- They are immensely popular as is evident from their long waiting lists. ( YES, THEY ARE..AND IF SO, AND IF THEY ARE CHOICE, WHY DON'T WE FILL THE DEMAND FOR THESE PROGRAMS SO THAT EVERYONE ACTUALLY HAS A REAL CHOICE? 100 KIDS APPLYING FOR 12 SPOTS IN SI IS NOT CHOICE, BUT LUCK.
BY THE WAY, THE "CHOICE" PROGRAMS YOU HAVE SEGUED INTO ARE NOT THE SPECIAL ED, PSYCHOLOGIST AND SPORTS PROGRAMS YOU WERE THROWING OUT A FEW PARAGRAPHS AGO. VERY CRITICAL DIFFERENCES)
Kids get a good education in their neighborhood schools; while losing a spot in a lottery program may be disappointing, students' education is not harmed if they have to go to schools near home instead. (ASSUMING THEY HAVE A SCHOOL NEAR THEIR HOME..AS FOR THE "NOT HARMED" ARGUMENT, BY THE SAME ARGUMENT, WE COULD SHUT DOWN ALL THE CHOICE PROGRAMS AND NOBODY WOULD BE HARMED, SO WHY DO WE HAVE THEM? )
If what you are suggesting instead is that every school should have multiple mini-choice programs ( WHERE DID YOU GET THAT? I AM STATING A FACT, THAT EACH SCHOOL HAS DISCRETIONARY INCOME, SOME FROM DISTRICT, SOME FROM PIE, WHICH THEY CHOOSE TO USE AS THEY WISH) in them, suggest how that would be feasible given differing interests at each site and limited financial resources.
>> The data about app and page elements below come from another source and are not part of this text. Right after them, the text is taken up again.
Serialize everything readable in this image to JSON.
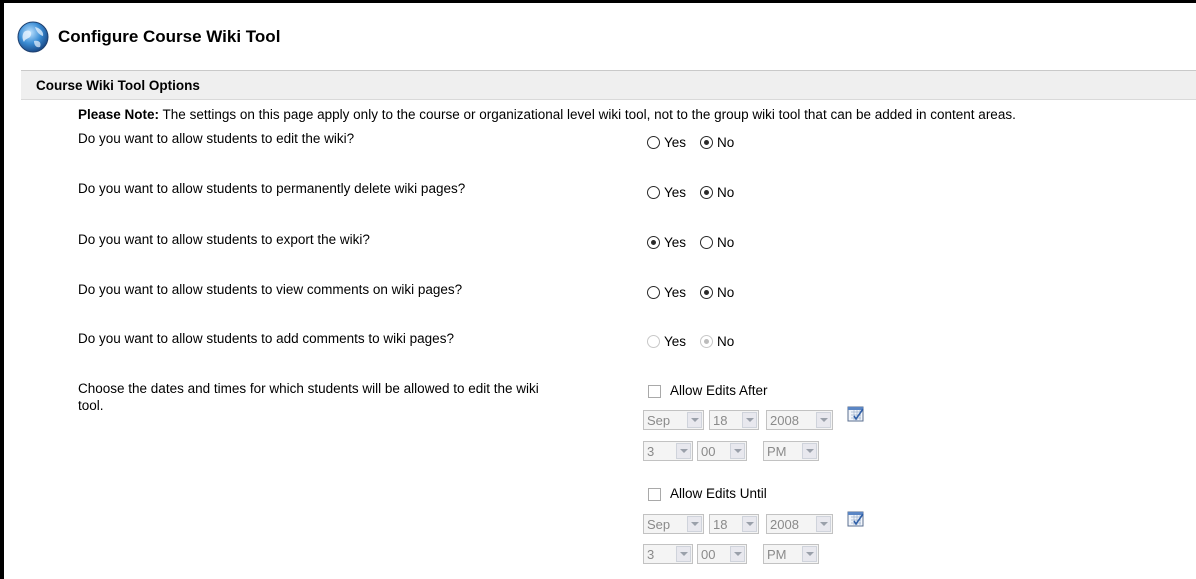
{
  "header": {
    "title": "Configure Course Wiki Tool",
    "icon": "globe-icon"
  },
  "options": {
    "title": "Course Wiki Tool Options"
  },
  "note": {
    "label": "Please Note:",
    "text": " The settings on this page apply only to the course or organizational level wiki tool, not to the group wiki tool that can be added in content areas."
  },
  "questions": [
    {
      "text": "Do you want to allow students to edit the wiki?",
      "yes": "Yes",
      "no": "No",
      "selected": "No",
      "enabled": true
    },
    {
      "text": "Do you want to allow students to permanently delete wiki pages?",
      "yes": "Yes",
      "no": "No",
      "selected": "No",
      "enabled": true
    },
    {
      "text": "Do you want to allow students to export the wiki?",
      "yes": "Yes",
      "no": "No",
      "selected": "Yes",
      "enabled": true
    },
    {
      "text": "Do you want to allow students to view comments on wiki pages?",
      "yes": "Yes",
      "no": "No",
      "selected": "No",
      "enabled": true
    },
    {
      "text": "Do you want to allow students to add comments to wiki pages?",
      "yes": "Yes",
      "no": "No",
      "selected": "No",
      "enabled": false
    }
  ],
  "dates": {
    "prompt_line1": "Choose the dates and times for which students will be allowed to edit the wiki",
    "prompt_line2": "tool.",
    "after": {
      "label": "Allow Edits After",
      "checked": false,
      "month": "Sep",
      "day": "18",
      "year": "2008",
      "hour": "3",
      "minute": "00",
      "ampm": "PM"
    },
    "until": {
      "label": "Allow Edits Until",
      "checked": false,
      "month": "Sep",
      "day": "18",
      "year": "2008",
      "hour": "3",
      "minute": "00",
      "ampm": "PM"
    }
  }
}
If it is just that you want foreign language in all elementary schools, isn't the district looking into that right now? Check out the mentions of the World Language/FLES Task Force on the PAUSD website.( I DON'T HAVE ANY OPINION ON WHETHER OR NOT THERE IS OR ISNT' FOREIGN LANGUAGE IN ALL ELEMENTARY SCHOOLS, THIS IS A DISCUSSION ON WHETHER OR NOT THIS PHILOSOPHY OF EDUCATION FUND USE, WHICH WILL LEAD TO EVERY ELEMENTARY SCHOOL BEING VERY DIFFERENT, AND EACH KID GETTING THE EDUCATION THEY WIN BY LOTERY, IS THE ONE WE WANT. THE UNINTENDED CONSEQUENCES ARE GREAT. I REGRET SUPPORTING SI WHEN IT STARTED. I WAS TOO YOUNG AND NAIVE AND SELFISH TO REALIZE WHERE THE THINKING WOULD LEAD.)
BY THE WAY, I WILL BE AMAZED AND DELIGHTED IF EVEN ALL THE 6TH GRADERS CAN TAKE A FOREIGN LANGUAGE.
Posted by Keep Focused Too, a resident of another community, 17 hours ago
Again, nobody is saying do away with young 5s, competitive sports etc. Focusing on the ONE aspect of "not accepting all who want it" denies the reality of and difference between programs that are meant to be competitive or for a certain population in extra need, and programs that are set up to be "won" on a lottery so that a kid gets the education he "wins".